There have been attempts to allow the government to negotiate on behalf of seniors but there is a strong lobby protecting special interests. All attempts to change the status quo have failed for 15 years. A recent example is Levothyroxine Sodium which is the generic version of Synthroid.
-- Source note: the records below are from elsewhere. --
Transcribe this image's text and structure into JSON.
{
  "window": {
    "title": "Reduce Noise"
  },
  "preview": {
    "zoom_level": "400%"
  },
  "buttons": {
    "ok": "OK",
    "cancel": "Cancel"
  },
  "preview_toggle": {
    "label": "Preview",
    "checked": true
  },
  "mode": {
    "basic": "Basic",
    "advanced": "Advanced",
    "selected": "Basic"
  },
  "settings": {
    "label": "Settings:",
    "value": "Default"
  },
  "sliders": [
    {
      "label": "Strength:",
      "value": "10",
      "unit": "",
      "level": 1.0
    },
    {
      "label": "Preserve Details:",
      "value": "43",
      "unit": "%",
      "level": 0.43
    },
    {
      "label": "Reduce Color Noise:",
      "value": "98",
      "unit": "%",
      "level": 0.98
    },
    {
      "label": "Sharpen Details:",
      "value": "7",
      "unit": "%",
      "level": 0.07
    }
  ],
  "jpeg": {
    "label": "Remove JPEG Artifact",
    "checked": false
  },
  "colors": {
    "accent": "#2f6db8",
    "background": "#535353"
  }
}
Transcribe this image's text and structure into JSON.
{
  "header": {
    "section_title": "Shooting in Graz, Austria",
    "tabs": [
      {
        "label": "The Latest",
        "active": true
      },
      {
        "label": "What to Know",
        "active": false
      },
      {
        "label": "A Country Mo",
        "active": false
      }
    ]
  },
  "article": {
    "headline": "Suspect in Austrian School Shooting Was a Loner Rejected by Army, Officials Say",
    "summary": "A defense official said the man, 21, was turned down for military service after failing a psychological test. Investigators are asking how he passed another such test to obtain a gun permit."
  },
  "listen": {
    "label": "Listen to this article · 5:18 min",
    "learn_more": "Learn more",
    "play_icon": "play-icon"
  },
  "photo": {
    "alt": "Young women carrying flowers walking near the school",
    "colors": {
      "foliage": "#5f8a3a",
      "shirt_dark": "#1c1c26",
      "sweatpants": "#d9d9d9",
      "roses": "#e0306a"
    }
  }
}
The Medicare price for 30 pills is $152.48 but a check of GoodRx shows that you can get the same number of pills for $4 at Walmart. Why is Medicare 38 times higher that the street price? Seniors who don't shop their drugs will be taken advantage of by their government. Medicare has many rules in place to protect seniors but they fall short where big pharma is concerned. Caveat Emptor is the lesson here - let the buyer beware or more appropriately be aware. Know the street price of your drug before you go to the pharmacy. Be prepared to demand a fair price even if it means paying cash instead of a copay. When paying cash realize that any amount you spend will not count towards your total drug expenditure for the year which may make it more expensive to enter into the catastrophic level of coverage provided for under part D of Medicare.